'We're Really Great at Building Walls, We're Not Great at Building Marshes'



Michael T. Wilson ’07 has spent a lot of time thinking about unexpected coastal disasters like the 2018 Boston flooding.



In winter 2018, the streets of Boston looked more like rivers than roads. That year, Boston tides reached heights not recorded since 1920, overflowing the Charles River Dam and causing major coastal flooding. This unexpected deluge, caused by a massive coastal storm, was a wake-up call for the city, demanding that Boston re-evaluate its existing infrastructure.

Michael T. Wilson ’07 has spent a lot of time thinking about unexpected coastal disasters like the 2018 Boston flooding. He earned a Master's Degree of Urban Planning and Landscape Architecture from Harvard’s Graduate School of Design in 2011, and seven years before the floods, he wrote his graduate thesis on Boston’s rising sea levels. In his thesis, he called for the creation of “green infrastructure,” such as wetlands or marshes, instead of the traditional seawalls and dams that proved inadequate in 2018. Now a doctoral student at MIT’s Department of Urban Studies and Planning, he continues to promote adaptable designs as a way of confronting climate risk.

This interview has been edited for length and clarity.

Clippership Wharf
The Clippership Wharf, a project that transformed an underutilized section of East Boston, was under construction in March 2018.

Fifteen Minutes: You’ve been described as a proponent of “soft engineering” solutions for rising sea levels in the Boston Harbor.

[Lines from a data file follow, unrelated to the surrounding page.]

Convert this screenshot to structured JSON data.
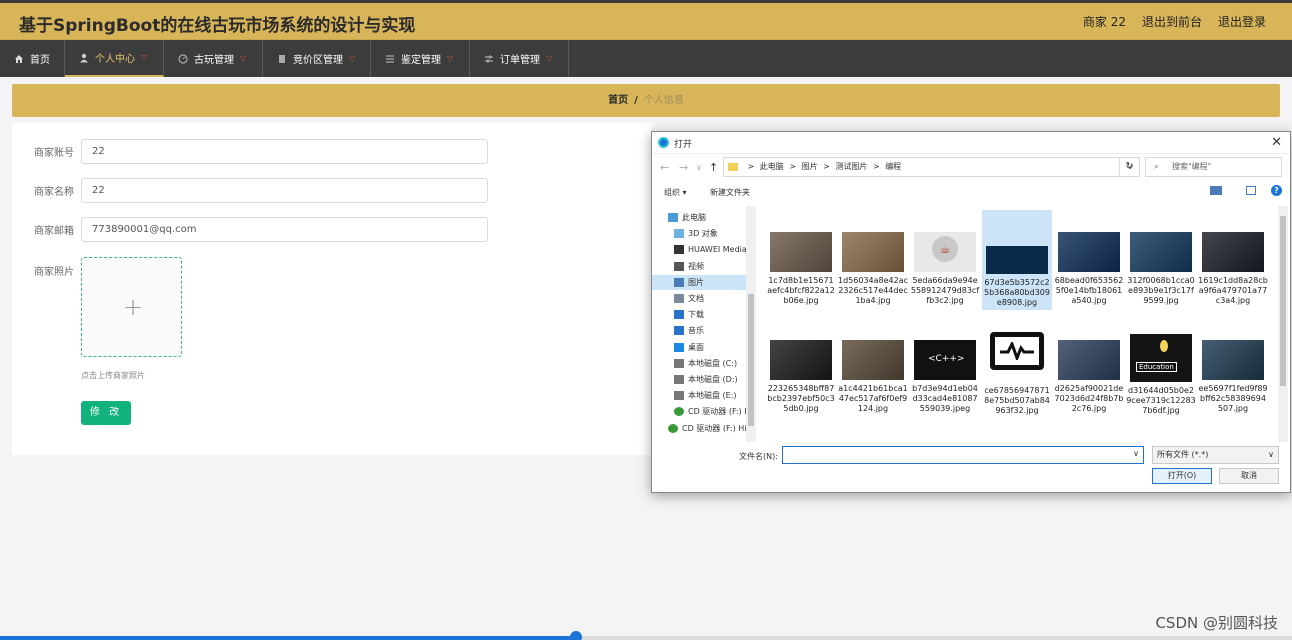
{
  "app": {
    "title": "基于SpringBoot的在线古玩市场系统的设计与实现",
    "user_label": "商家 22",
    "front_link": "退出到前台",
    "logout_link": "退出登录"
  },
  "nav": {
    "items": [
      {
        "label": "首页",
        "icon": "home-icon"
      },
      {
        "label": "个人中心",
        "icon": "user-icon"
      },
      {
        "label": "古玩管理",
        "icon": "dashboard-icon"
      },
      {
        "label": "竞价区管理",
        "icon": "document-icon"
      },
      {
        "label": "鉴定管理",
        "icon": "list-icon"
      },
      {
        "label": "订单管理",
        "icon": "sliders-icon"
      }
    ],
    "active_index": 1
  },
  "breadcrumb": {
    "home": "首页",
    "separator": "/",
    "current": "个人信息"
  },
  "form": {
    "account_label": "商家账号",
    "account_value": "22",
    "name_label": "商家名称",
    "name_value": "22",
    "email_label": "商家邮箱",
    "email_value": "773890001@qq.com",
    "photo_label": "商家照片",
    "upload_plus": "+",
    "upload_tip": "点击上传商家照片",
    "submit_label": "修 改"
  },
  "dialog": {
    "title": "打开",
    "close": "✕",
    "path": [
      "此电脑",
      "图片",
      "测试图片",
      "编程"
    ],
    "path_sep": ">",
    "search_placeholder": "搜索\"编程\"",
    "organize": "组织 ▾",
    "new_folder": "新建文件夹",
    "help": "?",
    "tree": [
      {
        "label": "此电脑",
        "icon": "computer-icon",
        "indent": 0
      },
      {
        "label": "3D 对象",
        "icon": "cube-icon",
        "indent": 1
      },
      {
        "label": "HUAWEI Media",
        "icon": "phone-icon",
        "indent": 1
      },
      {
        "label": "视频",
        "icon": "video-icon",
        "indent": 1
      },
      {
        "label": "图片",
        "icon": "picture-icon",
        "indent": 1,
        "selected": true
      },
      {
        "label": "文档",
        "icon": "document-icon",
        "indent": 1
      },
      {
        "label": "下载",
        "icon": "download-icon",
        "indent": 1
      },
      {
        "label": "音乐",
        "icon": "music-icon",
        "indent": 1
      },
      {
        "label": "桌面",
        "icon": "desktop-icon",
        "indent": 1
      },
      {
        "label": "本地磁盘 (C:)",
        "icon": "drive-icon",
        "indent": 1
      },
      {
        "label": "本地磁盘 (D:)",
        "icon": "drive-icon",
        "indent": 1
      },
      {
        "label": "本地磁盘 (E:)",
        "icon": "drive-icon",
        "indent": 1
      },
      {
        "label": "CD 驱动器 (F:) H",
        "icon": "cd-drive-icon",
        "indent": 1
      },
      {
        "label": "CD 驱动器 (F:) Hi",
        "icon": "cd-drive-icon",
        "indent": 0
      }
    ],
    "files": [
      {
        "name": "1c7d8b1e15671aefc4bfcf822a12b06e.jpg",
        "thumb": "laptop-photo",
        "color": "#6b5a4a"
      },
      {
        "name": "1d56034a8e42ac2326c517e44dec1ba4.jpg",
        "thumb": "keyboard-photo",
        "color": "#8a6a4a"
      },
      {
        "name": "5eda66da9e94e558912479d83cffb3c2.jpg",
        "thumb": "java-logo",
        "color": "#e8e8e8"
      },
      {
        "name": "67d3e5b3572c25b368a80bd309e8908.jpg",
        "thumb": "digital-wave",
        "color": "#0a2a4a",
        "selected": true
      },
      {
        "name": "68bead0f6535625f0e14bfb18061a540.jpg",
        "thumb": "code-blue",
        "color": "#0e2e5a"
      },
      {
        "name": "312f0068b1cca0e893b9e1f3c17f9599.jpg",
        "thumb": "code-screen",
        "color": "#153a5e"
      },
      {
        "name": "1619c1dd8a28cba9f6a479701a77c3a4.jpg",
        "thumb": "code-dark",
        "color": "#1a1f26"
      },
      {
        "name": "223265348bff87bcb2397ebf50c35db0.jpg",
        "thumb": "robot-head",
        "color": "#1a1a1a"
      },
      {
        "name": "a1c4421b61bca147ec517af6f0ef9124.jpg",
        "thumb": "laptop-hands",
        "color": "#5a4a3a"
      },
      {
        "name": "b7d3e94d1eb04d33cad4e81087559039.jpeg",
        "thumb": "cpp-chalk",
        "color": "#111111"
      },
      {
        "name": "ce678569478718e75bd507ab84963f32.jpg",
        "thumb": "monitor-icon",
        "color": "#ffffff"
      },
      {
        "name": "d2625af90021de7023d6d24f8b7b2c76.jpg",
        "thumb": "magnifier-photo",
        "color": "#2d3e5e"
      },
      {
        "name": "d31644d05b0e29cee7319c122837b6df.jpg",
        "thumb": "education-chalk",
        "color": "#141414"
      },
      {
        "name": "ee5697f1fed9f89bff62c58389694507.jpg",
        "thumb": "typing-photo",
        "color": "#1e3a52"
      },
      {
        "name": "",
        "thumb": "partial-photo",
        "color": "#3a4a5a"
      }
    ],
    "filename_label": "文件名(N):",
    "filename_value": "",
    "filetype_value": "所有文件 (*.*)",
    "open_label": "打开(O)",
    "cancel_label": "取消"
  },
  "watermark": "CSDN @别圆科技",
  "video_progress": 0.446
}
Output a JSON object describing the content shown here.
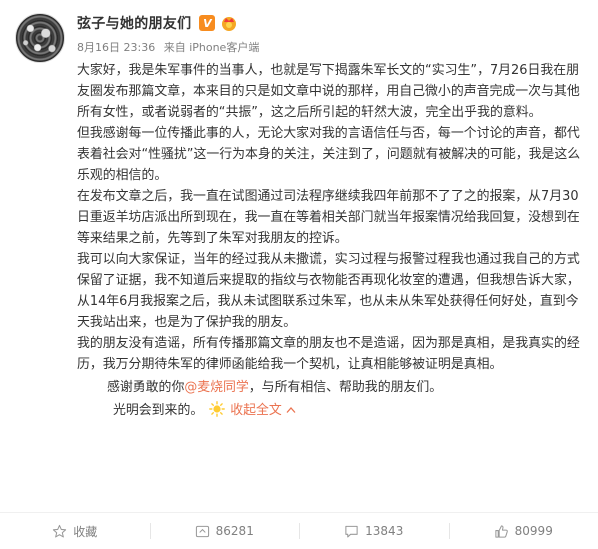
{
  "user": {
    "name": "弦子与她的朋友们",
    "vip_badge": "V",
    "time": "8月16日 23:36",
    "source": "来自 iPhone客户端"
  },
  "paragraphs": [
    "大家好，我是朱军事件的当事人，也就是写下揭露朱军长文的“实习生”，7月26日我在朋友圈发布那篇文章，本来目的只是如文章中说的那样，用自己微小的声音完成一次与其他所有女性，或者说弱者的“共振”，这之后所引起的轩然大波，完全出乎我的意料。",
    "但我感谢每一位传播此事的人，无论大家对我的言语信任与否，每一个讨论的声音，都代表着社会对“性骚扰”这一行为本身的关注，关注到了，问题就有被解决的可能，我是这么乐观的相信的。",
    "在发布文章之后，我一直在试图通过司法程序继续我四年前那不了了之的报案，从7月30日重返羊坊店派出所到现在，我一直在等着相关部门就当年报案情况给我回复，没想到在等来结果之前，先等到了朱军对我朋友的控诉。",
    "我可以向大家保证，当年的经过我从未撒谎，实习过程与报警过程我也通过我自己的方式保留了证据，我不知道后来提取的指纹与衣物能否再现化妆室的遭遇，但我想告诉大家，从14年6月我报案之后，我从未试图联系过朱军，也从未从朱军处获得任何好处，直到今天我站出来，也是为了保护我的朋友。",
    "我的朋友没有造谣，所有传播那篇文章的朋友也不是造谣，因为那是真相，是我真实的经历，我万分期待朱军的律师函能给我一个契机，让真相能够被证明是真相。"
  ],
  "thanks": {
    "prefix": "感谢勇敢的你",
    "mention": "@麦烧同学",
    "suffix": "，与所有相信、帮助我的朋友们。"
  },
  "closing": {
    "text": "光明会到来的。",
    "collapse_label": "收起全文"
  },
  "actions": {
    "favorite_label": "收藏",
    "repost_count": "86281",
    "comment_count": "13843",
    "like_count": "80999"
  },
  "colors": {
    "link": "#eb7350",
    "meta": "#808080",
    "vip_badge": "#f78c1f"
  },
  "icons": [
    "avatar",
    "vip-icon",
    "crown-icon",
    "sun-icon",
    "chevron-up-icon",
    "star-icon",
    "repost-icon",
    "comment-icon",
    "like-icon"
  ]
}
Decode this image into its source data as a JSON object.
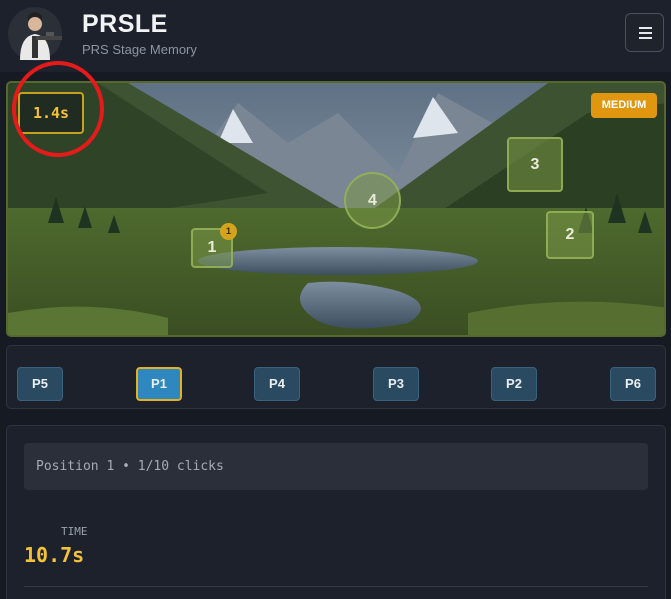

What does that mean?

Michael Wilson: What we wanted to look at [were] alternatives to a “grey solution.” Part of that was [asking], “How do you maintain flexibility in these coastal protection investments over time without going for broke?” [Soft engineering solutions] are adaptable and some of them [can] continue to morph and change with the climate and sea-level rise. You can restore habitat, you can provide open spaces, general visual prettiness, people can connect to the harbor.

FM: What exactly is green infrastructure?

MW: Some people call it building with nature, ecosystem-based services, that sort of thing. It’s using a hybridized version of nature that has certain human performance criteria.

FM: And grey infrastructure?

MW: It usually means that it involves rock and concrete — traditional civil engineering.

FM: So, are you against sea walls?

MW: I hate ‘em! No. Not at all. They definitely have their place. You do a cost-benefit analysis. Green infrastructure is obviously a lot harder to value. Sometimes the costs are really uncertain –– we're really good at building walls, we're not great at building marshes. It’s not so much that one’s right and the other is wrong or anything like that. It’s a suite of tools that can be broadened.

FM: Your website is called climatecture.net. What is climatecture?

MW: After grad school I went to work for Michael Van Valkenburgh Associates down in New York City. It was me trying to go through my “just-out-of-grad-school” branding exercise. Climatecture is something I made up.

FM: Wait, you made it up?

MW: One or two people may have used it along the way, so I’m not, like, trademarking it. The practice is at the intersection of landscape architecture, urban planning, and climate risk. It’s an overlapping Venn diagram, and I decided “climatecture” was in the middle.

FM: Are the principles of climatecture being put into action?

MW: I would say there are a bunch of places where living shorelines and green infrastructure [are] starting to take hold. Brooklyn Bridge Park is a great example. It bounced back really well post-Sandy, and there’s some other places like that.

FM: Are people generally in favor of green infrastructure?

MW: I would say that community-level people and the general public, if they’re aware of it, greatly prefer green infrastructure. I would say a lot of engineers are for green infrastructure because it makes their job more interesting. I’m sure you'll find some crusty old civil engineers who love to pour concrete, but that’s not where the state of the field is going.

FM: What are the limits of green infrastructure? Will sea levels rise eventually?

MW: That is absolutely a potential scenario. It is much worse than where we were supposed to be already. Everybody’s acutely aware that you're operating under these conditions of what’s called deep uncertainty, which is that you don’t even know what the variables are or what their probability is or how to characterize them at all, but you still have to plan for them. That’s sort of where the green soft solutions start to shine a bit more than the grey. The grey you have a lot of past dependency and you get locked into a certain future because of the investments you put in place.

FM: What are some other considerations in developing green infrastructure?

MW: One of the biggest concerns for grey and green is that we need to be thinking about environmental justice. There are real people who have real lives at stake and disruption is more than just losing a piece of critical infrastructure… These are also political and cultural and social investment questions. They’re not just purely economic. If you’re planning on carbon-free Boston 2050, what does the future of the city look like? It’s not just, how do we protect the assets of today in the future?

— Magazine writer Maya M. McDougall can be reached at maya.mcdougall@thecrimson.com. Follow her on Twitter at @MayaMcDougall12.